George Zimmerman made his first courtroom appearance since he was charged with the fatal shooting more than six weeks ago of unarmed black teenager Trayvon Martin, as a judge agreed to seal some records in the highly-charged case.
Zimmerman, his head shaved and wearing a close-clipped goatee, was dressed in a dark gray prison-issued jumpsuit and looked intently at the judge throughout the hearing, which marked the beginning of a judicial process to determine whether the killing of Martin constitutes murder.
Zimmerman was charged on Wednesday with second-degree murder.
In an appearance that lasted less than five minutes, Zimmerman twice said “Yes sir” in addressing the judge in a courtroom at Florida’s John E. Polk Correctional Facility.
A Florida prosecutor filed a murder charge on Wednesday against the neighborhood watch volunteer who shot and killed unarmed, black teenager Trayvon Martin in a case that has captivated the United States and prompted civil rights demonstrations.
George Zimmerman, 28, was arrested and charged with second-degree murder in the death of 17-year-old Martin, according to Angela Corey, the special prosecutor appointed by Florida’s governor to investigate the racially charged case.
Corey said at a news conference on Wednesday that Zimmerman turned himself in to authorities, who then arrested him. He remains in police custody.
US Attorney General pledges thorough probe of Trayvon Martin shooting
U.S. Attorney General Eric Holder on Wednesday promised a “thorough and independent” investigation by the Justice Department into the death of the black youth Trayvon Martin who was killed by a neighborhood watch volunteer in Florida.
Speaking at length for the first time about the incident, which has been in the national news for weeks, the chief U.S. law enforcement official acknowledged concerns among the black community about Martin’s death.
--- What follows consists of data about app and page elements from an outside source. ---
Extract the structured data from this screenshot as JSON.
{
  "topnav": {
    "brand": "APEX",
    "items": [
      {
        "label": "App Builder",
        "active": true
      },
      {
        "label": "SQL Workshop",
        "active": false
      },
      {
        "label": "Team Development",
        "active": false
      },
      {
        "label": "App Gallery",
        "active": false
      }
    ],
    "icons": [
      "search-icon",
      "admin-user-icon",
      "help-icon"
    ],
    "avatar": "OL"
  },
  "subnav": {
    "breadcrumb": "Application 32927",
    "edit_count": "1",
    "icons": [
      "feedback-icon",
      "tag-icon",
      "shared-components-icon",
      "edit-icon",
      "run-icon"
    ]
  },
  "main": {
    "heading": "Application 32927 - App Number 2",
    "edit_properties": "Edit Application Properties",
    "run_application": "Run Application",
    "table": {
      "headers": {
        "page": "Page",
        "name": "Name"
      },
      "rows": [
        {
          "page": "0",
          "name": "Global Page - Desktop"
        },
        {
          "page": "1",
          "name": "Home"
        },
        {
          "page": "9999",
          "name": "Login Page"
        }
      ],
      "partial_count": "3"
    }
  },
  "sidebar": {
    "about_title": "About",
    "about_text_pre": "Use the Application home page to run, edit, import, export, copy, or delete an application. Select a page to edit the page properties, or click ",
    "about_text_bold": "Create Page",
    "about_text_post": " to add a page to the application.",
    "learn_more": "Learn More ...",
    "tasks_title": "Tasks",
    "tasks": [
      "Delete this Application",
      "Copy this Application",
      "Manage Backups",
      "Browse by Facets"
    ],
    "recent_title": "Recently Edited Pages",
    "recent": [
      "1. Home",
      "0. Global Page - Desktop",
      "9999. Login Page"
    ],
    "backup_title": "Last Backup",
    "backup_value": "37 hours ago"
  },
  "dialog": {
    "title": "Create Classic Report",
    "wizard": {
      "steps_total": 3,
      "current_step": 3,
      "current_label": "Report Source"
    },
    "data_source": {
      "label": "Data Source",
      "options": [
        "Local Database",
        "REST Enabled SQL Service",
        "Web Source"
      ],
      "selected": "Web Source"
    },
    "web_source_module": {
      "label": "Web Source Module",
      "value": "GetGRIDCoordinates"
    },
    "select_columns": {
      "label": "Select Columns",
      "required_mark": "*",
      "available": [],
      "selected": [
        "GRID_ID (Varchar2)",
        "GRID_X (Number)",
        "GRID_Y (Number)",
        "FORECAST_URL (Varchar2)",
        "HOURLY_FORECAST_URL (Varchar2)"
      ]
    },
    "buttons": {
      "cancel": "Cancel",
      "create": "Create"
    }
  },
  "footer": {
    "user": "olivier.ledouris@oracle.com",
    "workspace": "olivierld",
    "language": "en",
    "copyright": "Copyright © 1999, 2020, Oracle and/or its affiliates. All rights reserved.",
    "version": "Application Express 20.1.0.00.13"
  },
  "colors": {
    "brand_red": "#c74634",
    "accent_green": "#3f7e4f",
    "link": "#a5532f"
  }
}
"If we find evidence of a potential federal criminal civil rights crime, we will take appropriate action," Holder said in remarks to the National Action Network, which was founded by Rev. Al Sharpton, who has championed the cause of Martin, who was black.
Holder said the FBI was assisting local law enforcement officials who are weighing whether to bring charges against the shooter, George Zimmerman, a neighborhood watch member who is a white Hispanic.
Lawyers withdraw after George Zimmerman allegedly goes rogue
The lawyers representing George Zimmerman, the neighborhood watch volunteer who shot and killed unarmed teenager Trayvon Martin but has not been arrested, on Tuesday said they have withdrawn from the case after losing contact with Zimmerman.
Attorneys Craig Sonner and Hal Uhrig said they were concerned that Zimmerman had telephoned the special prosecutor probing the case directly, set up a legal defense fund website and may have spoken with Fox Television commentator Sean Hannity, all without their knowledge.
"We have lost contact with him," attorney Craig Sonner said at a press conference outside the Seminole County Courthouse.
No grand jury investigation in Trayvon Martin shooting
The special prosecutor in the investigation of the shooting death of unarmed Florida teenager Trayvon Martin has ruled out using a grand jury to investigate the case, meaning her office alone will decide whether to charge shooter George Zimmerman.
The case has captured national attention, largely because of race. Martin was black and Zimmerman, who has not been charged, is white and Hispanic. The state attorney who was previously investigating the shooting, Norm Wolfinger, had said the case would go to a grand jury on April 10, but Wolfinger removed himself from the case on March 22 and was replaced by Angela Corey.
"State Attorney Angela Corey has decided not to use a grand jury in the Trayvon Martin shooting death investigation," her office said in a statement.
NBC News’ decision to air an edited call from George Zimmerman to police in the moments before he shot Trayvon Martin was “a mistake and not a deliberate act to misrepresent the phone call,” according to the president of the network’s news division.
The edit in question, which aired on the network’s flagship “Today” morning show last week, made it appear that Zimmerman told police that Martin was black without being prompted, when, in fact, the full tape reveals that the neighborhood watch captain only did so when responding to a question posed by a dispatcher.
Under growing public pressure to explain the incident, NBC News President Steve Capus provided Reuters with the fullest explanation to date of how the edited call made it on air and what the network is doing to prevent such a consequential error from happening again.
If I had a son, he’d look like Trayvon.
Reverend Al Sharpton speaks during a public rally to honor the memory of Trayvon Martin, at Fort Mellon Park in Sanford, Florida March 22, 2012. [REUTERS/Octavian Cantilli]
Latest update: Fla. governor creates task force to probe teen’s killing
The shooting death of Trayvon Martin has drawn national attention to Florida’s “stand your ground” law, which says there’s no duty to retreat — anywhere — before using force in self-defense. But Florida is not alone.
In many states, a legal doctrine called the “castle doctrine” allows the use force in self-defense, without retreating, if a person is at home. It’s derived from the old adage that “a person’s home is his castle.” But critics worry about the unintended consequences of “castle” laws, and especially Florida’s “stand your ground” law. [REUTERS graphic]
Read more: 'Stand Your Ground' laws, state by state